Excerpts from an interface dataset
==*==

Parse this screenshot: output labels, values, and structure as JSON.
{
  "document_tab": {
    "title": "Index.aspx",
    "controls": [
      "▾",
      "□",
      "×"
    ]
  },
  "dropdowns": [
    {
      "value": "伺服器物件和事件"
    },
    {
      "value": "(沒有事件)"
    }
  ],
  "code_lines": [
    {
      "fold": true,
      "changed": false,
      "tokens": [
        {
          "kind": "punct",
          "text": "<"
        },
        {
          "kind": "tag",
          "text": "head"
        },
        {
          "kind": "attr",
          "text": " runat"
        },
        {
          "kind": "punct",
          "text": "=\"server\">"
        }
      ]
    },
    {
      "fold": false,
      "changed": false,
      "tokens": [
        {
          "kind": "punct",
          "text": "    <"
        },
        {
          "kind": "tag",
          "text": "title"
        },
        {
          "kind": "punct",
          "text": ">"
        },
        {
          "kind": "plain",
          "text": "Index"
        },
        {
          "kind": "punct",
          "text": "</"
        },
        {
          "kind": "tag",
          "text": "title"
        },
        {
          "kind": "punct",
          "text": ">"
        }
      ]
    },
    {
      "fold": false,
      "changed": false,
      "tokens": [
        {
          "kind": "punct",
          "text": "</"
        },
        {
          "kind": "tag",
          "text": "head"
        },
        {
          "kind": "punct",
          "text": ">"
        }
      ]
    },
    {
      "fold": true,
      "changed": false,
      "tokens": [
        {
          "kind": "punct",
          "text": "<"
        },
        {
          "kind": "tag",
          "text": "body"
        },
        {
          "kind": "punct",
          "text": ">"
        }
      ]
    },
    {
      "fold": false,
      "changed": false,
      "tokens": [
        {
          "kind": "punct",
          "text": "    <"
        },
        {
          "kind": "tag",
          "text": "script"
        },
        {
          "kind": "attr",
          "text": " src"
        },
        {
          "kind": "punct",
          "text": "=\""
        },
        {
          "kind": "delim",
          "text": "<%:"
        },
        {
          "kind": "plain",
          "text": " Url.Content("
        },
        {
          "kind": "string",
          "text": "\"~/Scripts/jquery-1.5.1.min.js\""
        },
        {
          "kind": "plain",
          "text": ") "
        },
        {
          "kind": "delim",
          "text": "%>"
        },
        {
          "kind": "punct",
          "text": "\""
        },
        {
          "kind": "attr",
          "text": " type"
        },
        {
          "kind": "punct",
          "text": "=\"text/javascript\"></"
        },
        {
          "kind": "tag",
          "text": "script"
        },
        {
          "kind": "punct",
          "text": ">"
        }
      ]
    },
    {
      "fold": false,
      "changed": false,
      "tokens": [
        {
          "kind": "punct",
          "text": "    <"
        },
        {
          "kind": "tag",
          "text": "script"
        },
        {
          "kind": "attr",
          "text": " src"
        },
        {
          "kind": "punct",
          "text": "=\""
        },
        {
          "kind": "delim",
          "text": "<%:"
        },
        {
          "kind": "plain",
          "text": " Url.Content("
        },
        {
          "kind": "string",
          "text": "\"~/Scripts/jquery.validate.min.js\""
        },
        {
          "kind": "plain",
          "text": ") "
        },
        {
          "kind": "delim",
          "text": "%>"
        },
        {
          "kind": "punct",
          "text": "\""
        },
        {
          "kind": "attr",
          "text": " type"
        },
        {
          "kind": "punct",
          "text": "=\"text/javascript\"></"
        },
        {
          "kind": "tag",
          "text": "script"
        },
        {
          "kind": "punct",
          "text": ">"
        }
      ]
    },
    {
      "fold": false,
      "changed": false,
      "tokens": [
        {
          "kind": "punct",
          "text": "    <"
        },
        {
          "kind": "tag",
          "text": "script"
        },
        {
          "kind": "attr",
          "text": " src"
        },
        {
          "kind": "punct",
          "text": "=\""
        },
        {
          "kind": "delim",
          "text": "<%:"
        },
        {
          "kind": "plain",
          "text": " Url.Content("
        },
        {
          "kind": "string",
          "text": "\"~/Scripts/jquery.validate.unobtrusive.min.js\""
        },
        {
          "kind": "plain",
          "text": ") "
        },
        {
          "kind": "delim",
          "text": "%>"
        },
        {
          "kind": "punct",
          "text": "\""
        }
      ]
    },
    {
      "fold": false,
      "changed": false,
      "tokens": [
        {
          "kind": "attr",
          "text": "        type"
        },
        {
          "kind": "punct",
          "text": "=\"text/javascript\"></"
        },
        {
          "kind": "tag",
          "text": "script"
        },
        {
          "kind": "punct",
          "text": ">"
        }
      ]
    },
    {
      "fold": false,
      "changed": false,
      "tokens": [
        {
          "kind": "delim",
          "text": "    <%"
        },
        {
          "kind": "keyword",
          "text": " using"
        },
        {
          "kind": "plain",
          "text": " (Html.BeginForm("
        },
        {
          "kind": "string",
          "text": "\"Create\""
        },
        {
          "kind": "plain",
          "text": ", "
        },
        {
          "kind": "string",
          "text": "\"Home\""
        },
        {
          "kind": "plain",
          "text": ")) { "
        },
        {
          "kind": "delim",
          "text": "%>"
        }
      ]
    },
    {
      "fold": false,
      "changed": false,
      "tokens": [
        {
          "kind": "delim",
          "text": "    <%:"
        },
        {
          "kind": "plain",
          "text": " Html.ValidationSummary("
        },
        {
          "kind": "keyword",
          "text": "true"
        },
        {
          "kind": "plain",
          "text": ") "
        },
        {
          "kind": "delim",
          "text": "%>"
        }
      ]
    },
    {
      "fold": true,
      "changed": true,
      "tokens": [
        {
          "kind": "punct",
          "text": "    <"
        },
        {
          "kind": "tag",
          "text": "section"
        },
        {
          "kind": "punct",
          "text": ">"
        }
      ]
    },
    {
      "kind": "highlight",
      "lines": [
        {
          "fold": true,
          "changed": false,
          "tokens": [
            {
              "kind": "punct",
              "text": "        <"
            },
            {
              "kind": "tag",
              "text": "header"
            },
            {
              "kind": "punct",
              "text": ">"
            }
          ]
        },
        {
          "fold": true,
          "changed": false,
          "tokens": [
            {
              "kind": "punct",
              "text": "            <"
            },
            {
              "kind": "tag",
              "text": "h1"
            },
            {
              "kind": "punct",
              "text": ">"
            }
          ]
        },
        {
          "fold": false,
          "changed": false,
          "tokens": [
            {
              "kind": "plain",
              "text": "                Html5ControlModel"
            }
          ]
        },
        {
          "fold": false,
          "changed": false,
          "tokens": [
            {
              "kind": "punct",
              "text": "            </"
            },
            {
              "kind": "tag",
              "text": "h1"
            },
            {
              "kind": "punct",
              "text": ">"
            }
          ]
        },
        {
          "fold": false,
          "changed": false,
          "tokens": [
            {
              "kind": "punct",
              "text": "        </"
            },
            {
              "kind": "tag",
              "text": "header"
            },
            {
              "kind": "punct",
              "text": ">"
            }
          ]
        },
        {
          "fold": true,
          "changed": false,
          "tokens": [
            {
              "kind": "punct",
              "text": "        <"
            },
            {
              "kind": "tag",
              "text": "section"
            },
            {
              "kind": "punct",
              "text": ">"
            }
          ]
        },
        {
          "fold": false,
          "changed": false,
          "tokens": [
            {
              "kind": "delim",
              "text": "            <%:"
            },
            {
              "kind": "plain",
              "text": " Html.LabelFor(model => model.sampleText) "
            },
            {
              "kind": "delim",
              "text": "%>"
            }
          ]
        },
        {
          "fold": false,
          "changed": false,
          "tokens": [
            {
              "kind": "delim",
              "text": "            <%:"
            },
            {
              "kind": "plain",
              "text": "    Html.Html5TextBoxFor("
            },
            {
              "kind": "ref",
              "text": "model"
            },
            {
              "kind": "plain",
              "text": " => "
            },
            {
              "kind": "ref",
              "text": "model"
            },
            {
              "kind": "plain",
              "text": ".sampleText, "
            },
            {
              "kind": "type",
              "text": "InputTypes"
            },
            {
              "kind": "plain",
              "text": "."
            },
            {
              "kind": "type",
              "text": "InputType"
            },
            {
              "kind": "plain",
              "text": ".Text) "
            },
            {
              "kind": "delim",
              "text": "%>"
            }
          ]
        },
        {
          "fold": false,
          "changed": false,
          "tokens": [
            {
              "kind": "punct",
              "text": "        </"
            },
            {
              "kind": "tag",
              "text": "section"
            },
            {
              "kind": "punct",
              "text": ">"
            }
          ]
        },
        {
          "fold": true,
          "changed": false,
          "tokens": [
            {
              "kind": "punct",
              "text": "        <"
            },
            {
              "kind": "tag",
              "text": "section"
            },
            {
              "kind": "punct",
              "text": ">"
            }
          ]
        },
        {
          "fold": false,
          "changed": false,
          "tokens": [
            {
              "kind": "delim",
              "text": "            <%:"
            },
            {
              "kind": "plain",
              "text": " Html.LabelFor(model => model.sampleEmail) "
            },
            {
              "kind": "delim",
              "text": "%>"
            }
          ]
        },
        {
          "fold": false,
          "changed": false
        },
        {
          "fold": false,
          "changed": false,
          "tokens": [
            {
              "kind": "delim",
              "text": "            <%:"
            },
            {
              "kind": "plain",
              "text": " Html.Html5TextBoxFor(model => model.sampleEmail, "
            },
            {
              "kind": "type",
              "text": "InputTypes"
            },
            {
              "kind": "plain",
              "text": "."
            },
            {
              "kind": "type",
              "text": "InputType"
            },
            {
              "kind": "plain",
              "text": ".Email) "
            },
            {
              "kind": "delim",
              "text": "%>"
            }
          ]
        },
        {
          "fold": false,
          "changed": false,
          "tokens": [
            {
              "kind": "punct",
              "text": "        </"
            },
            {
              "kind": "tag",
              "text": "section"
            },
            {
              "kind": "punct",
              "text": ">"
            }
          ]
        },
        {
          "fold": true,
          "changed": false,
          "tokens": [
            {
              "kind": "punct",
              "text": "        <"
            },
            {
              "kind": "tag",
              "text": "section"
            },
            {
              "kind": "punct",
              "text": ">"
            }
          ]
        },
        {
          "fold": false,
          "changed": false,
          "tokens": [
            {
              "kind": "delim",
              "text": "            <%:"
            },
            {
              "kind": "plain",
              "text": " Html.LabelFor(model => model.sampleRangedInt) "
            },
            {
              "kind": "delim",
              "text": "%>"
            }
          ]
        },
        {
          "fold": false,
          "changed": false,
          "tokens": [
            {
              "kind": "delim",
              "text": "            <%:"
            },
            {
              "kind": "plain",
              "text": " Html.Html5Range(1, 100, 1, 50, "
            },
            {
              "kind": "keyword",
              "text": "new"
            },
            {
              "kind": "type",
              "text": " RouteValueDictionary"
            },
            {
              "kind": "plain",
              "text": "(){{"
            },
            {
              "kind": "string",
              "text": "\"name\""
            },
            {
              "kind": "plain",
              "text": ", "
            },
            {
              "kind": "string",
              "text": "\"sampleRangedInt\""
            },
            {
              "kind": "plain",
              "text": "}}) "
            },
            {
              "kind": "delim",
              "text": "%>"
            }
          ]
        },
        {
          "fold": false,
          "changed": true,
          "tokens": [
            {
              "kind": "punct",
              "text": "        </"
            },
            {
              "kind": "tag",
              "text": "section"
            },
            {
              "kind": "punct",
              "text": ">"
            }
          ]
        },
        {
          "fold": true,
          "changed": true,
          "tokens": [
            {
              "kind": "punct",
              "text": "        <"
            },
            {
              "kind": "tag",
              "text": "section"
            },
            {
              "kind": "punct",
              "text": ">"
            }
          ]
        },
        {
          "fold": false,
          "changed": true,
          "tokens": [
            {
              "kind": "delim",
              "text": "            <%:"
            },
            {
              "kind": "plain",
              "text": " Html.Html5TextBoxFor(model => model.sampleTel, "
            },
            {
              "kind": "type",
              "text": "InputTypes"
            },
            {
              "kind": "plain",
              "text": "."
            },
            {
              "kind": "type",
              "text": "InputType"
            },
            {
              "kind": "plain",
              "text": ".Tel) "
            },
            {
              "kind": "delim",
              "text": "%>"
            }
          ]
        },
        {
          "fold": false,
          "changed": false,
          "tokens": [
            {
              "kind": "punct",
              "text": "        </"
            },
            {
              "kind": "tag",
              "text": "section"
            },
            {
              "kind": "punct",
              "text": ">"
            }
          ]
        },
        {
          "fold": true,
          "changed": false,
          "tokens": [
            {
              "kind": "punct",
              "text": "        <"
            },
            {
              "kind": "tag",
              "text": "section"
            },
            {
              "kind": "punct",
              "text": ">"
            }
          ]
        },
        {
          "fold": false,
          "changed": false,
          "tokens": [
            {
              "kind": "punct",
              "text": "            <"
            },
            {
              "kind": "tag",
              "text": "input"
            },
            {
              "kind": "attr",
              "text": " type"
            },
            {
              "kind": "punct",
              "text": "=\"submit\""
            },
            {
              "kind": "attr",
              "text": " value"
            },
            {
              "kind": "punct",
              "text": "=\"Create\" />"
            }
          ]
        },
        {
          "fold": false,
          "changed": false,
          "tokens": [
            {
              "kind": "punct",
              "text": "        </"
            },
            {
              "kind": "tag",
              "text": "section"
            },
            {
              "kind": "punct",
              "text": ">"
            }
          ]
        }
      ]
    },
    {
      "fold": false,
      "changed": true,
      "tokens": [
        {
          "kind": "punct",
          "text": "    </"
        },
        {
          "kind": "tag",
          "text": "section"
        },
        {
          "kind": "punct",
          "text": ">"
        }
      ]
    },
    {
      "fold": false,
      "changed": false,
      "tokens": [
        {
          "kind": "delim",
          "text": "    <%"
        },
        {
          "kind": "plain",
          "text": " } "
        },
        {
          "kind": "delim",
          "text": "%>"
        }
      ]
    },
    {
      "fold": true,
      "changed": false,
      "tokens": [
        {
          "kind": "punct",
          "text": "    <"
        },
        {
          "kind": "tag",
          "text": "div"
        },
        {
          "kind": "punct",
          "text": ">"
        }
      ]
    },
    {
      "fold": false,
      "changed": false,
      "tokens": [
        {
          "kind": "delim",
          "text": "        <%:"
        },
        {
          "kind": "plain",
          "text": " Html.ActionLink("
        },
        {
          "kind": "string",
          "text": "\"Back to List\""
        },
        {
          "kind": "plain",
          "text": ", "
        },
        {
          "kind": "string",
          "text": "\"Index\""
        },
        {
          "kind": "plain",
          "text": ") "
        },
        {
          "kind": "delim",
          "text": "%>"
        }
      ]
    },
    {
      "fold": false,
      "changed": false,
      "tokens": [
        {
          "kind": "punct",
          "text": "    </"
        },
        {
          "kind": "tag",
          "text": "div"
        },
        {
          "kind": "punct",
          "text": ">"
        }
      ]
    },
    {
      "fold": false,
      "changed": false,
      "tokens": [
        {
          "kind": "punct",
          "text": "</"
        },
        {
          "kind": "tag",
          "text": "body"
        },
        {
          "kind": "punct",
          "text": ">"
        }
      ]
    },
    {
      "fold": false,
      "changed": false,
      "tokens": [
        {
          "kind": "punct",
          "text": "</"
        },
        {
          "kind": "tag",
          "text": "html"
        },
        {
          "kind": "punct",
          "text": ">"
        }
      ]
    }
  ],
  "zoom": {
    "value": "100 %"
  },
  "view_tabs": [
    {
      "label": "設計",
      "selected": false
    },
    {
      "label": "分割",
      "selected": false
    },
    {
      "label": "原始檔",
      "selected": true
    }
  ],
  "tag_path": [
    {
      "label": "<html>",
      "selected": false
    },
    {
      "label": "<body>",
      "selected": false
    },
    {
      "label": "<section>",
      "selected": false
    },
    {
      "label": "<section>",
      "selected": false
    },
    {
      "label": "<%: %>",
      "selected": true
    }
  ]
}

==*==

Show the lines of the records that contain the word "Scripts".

» **REPLY**
          "text": "\"~/Scripts/jquery-1.5.1.min.js\""
          "text": "\"~/Scripts/jquery.validate.min.js\""
          "text": "\"~/Scripts/jquery.validate.unobtrusive.min.js\""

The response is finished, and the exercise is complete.